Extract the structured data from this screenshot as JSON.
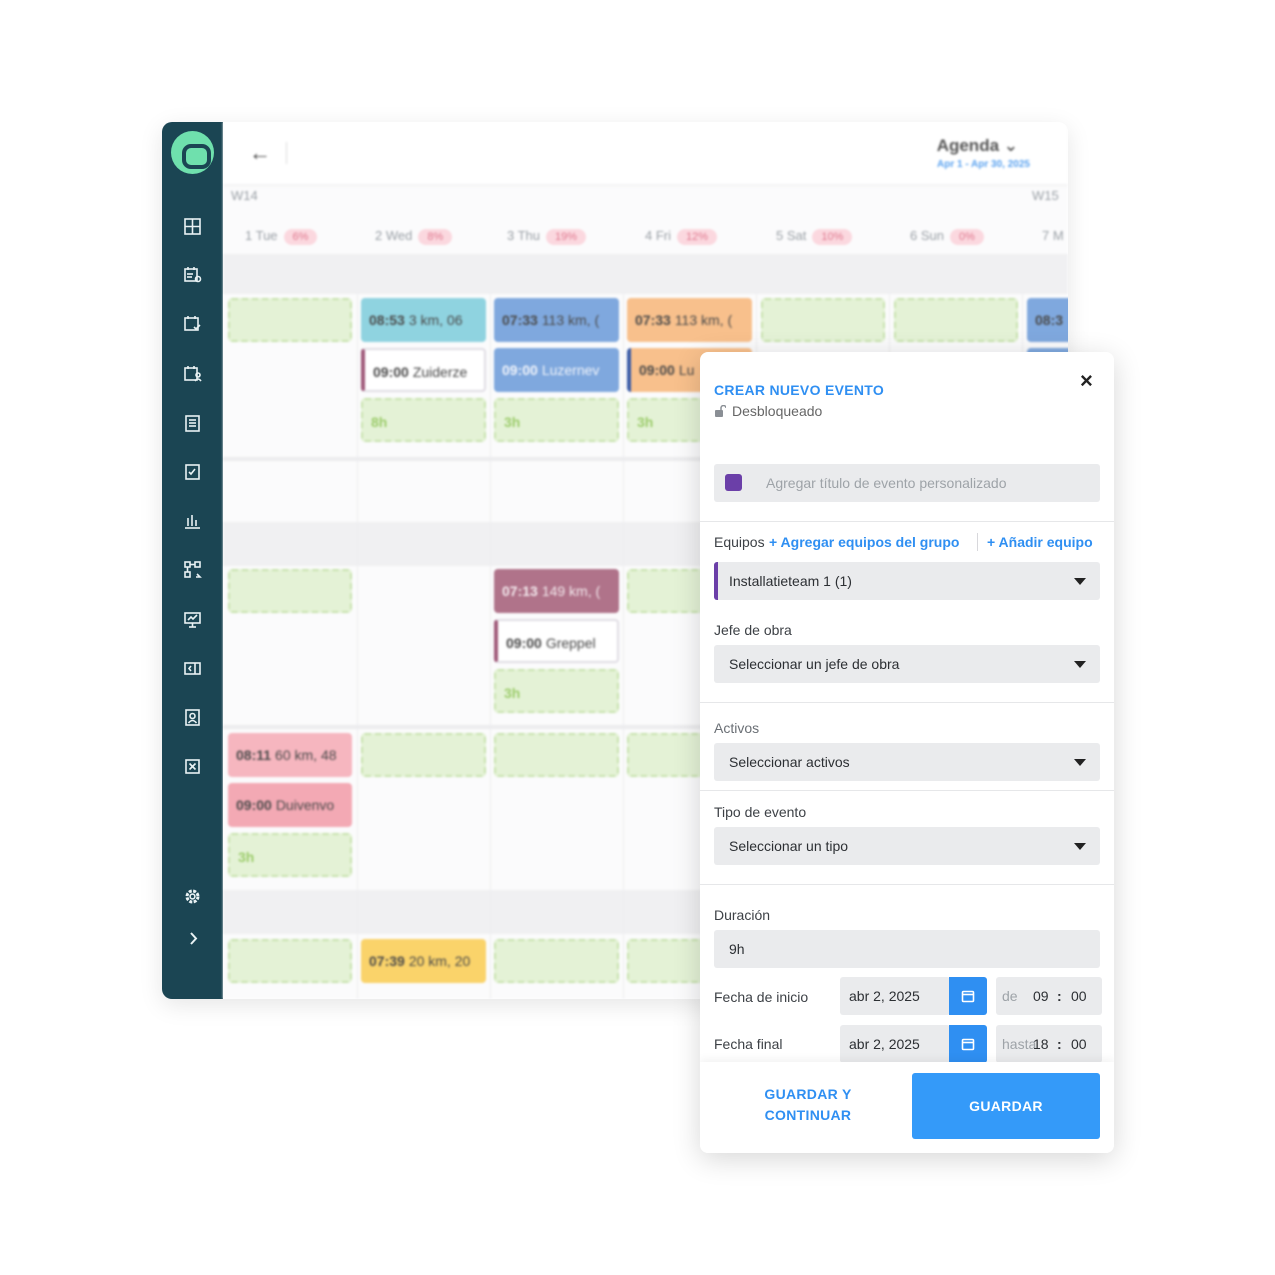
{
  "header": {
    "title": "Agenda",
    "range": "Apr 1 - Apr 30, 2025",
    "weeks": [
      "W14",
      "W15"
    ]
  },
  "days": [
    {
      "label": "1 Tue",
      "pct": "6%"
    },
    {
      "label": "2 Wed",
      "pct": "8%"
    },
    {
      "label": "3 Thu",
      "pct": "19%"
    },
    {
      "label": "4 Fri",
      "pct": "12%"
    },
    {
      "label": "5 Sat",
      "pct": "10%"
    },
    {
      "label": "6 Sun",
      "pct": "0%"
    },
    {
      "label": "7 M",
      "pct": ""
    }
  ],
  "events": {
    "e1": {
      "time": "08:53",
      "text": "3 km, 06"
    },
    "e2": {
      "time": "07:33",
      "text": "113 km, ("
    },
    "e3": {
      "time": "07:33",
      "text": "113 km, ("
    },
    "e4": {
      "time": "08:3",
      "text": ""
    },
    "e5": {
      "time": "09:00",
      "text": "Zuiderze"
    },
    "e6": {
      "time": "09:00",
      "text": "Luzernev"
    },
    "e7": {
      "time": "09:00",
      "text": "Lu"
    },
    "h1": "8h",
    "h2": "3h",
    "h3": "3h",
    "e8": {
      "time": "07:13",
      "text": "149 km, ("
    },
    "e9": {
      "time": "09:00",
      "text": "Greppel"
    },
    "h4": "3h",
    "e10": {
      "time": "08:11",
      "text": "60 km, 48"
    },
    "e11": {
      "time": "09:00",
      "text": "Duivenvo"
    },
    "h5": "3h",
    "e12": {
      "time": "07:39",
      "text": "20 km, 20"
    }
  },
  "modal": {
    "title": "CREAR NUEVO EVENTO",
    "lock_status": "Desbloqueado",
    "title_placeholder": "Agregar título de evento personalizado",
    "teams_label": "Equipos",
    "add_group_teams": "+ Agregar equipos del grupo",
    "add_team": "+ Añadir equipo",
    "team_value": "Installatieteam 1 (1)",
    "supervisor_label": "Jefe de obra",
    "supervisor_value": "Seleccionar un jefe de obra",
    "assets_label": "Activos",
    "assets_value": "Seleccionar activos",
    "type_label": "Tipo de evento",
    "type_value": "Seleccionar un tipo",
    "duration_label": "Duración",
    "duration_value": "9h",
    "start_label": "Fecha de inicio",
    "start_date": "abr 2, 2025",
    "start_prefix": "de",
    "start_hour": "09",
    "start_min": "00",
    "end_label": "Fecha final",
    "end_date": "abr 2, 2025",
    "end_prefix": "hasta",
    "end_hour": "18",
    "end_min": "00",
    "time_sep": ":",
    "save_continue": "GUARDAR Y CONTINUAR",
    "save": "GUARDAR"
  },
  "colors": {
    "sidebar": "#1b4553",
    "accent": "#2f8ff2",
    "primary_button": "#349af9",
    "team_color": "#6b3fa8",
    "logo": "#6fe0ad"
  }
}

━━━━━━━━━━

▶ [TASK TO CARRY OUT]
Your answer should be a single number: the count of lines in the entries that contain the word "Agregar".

▶ [OUTPUT BELOW]
2